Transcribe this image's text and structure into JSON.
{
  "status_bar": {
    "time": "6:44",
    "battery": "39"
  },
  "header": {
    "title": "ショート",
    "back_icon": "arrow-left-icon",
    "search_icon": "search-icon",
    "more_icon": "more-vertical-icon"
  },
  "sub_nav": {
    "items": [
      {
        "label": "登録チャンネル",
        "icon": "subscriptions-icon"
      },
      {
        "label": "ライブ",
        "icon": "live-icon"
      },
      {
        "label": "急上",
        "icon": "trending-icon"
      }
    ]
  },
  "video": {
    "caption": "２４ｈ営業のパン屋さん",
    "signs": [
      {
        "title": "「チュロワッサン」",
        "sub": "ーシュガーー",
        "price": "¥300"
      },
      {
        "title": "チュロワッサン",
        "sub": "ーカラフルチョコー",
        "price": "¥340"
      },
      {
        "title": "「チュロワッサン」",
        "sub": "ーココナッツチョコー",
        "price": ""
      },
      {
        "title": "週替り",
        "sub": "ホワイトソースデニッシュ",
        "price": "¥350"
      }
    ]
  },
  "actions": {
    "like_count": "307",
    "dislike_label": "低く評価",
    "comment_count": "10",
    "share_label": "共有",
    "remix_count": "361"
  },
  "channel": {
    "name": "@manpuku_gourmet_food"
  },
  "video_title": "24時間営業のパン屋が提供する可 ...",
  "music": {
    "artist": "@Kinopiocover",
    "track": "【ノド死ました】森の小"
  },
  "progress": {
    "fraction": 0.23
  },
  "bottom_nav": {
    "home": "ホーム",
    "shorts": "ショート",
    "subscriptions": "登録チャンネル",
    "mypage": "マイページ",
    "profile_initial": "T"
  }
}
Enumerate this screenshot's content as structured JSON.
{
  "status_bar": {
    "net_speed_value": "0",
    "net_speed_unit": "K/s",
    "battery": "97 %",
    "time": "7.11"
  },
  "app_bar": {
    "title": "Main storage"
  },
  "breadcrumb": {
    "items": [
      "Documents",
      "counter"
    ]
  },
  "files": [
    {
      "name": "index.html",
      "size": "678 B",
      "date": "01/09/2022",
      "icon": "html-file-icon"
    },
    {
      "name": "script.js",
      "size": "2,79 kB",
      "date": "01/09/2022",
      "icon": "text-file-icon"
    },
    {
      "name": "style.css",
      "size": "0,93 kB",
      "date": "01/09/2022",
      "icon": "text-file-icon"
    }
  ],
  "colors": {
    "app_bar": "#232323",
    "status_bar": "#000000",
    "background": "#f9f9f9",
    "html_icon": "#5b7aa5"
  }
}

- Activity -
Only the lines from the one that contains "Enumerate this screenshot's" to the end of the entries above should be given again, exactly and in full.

- Written response -
Enumerate this screenshot's content as structured JSON.
{
  "status_bar": {
    "net_speed_value": "0",
    "net_speed_unit": "K/s",
    "battery": "97 %",
    "time": "7.11"
  },
  "app_bar": {
    "title": "Main storage"
  },
  "breadcrumb": {
    "items": [
      "Documents",
      "counter"
    ]
  },
  "files": [
    {
      "name": "index.html",
      "size": "678 B",
      "date": "01/09/2022",
      "icon": "html-file-icon"
    },
    {
      "name": "script.js",
      "size": "2,79 kB",
      "date": "01/09/2022",
      "icon": "text-file-icon"
    },
    {
      "name": "style.css",
      "size": "0,93 kB",
      "date": "01/09/2022",
      "icon": "text-file-icon"
    }
  ],
  "colors": {
    "app_bar": "#232323",
    "status_bar": "#000000",
    "background": "#f9f9f9",
    "html_icon": "#5b7aa5"
  }
}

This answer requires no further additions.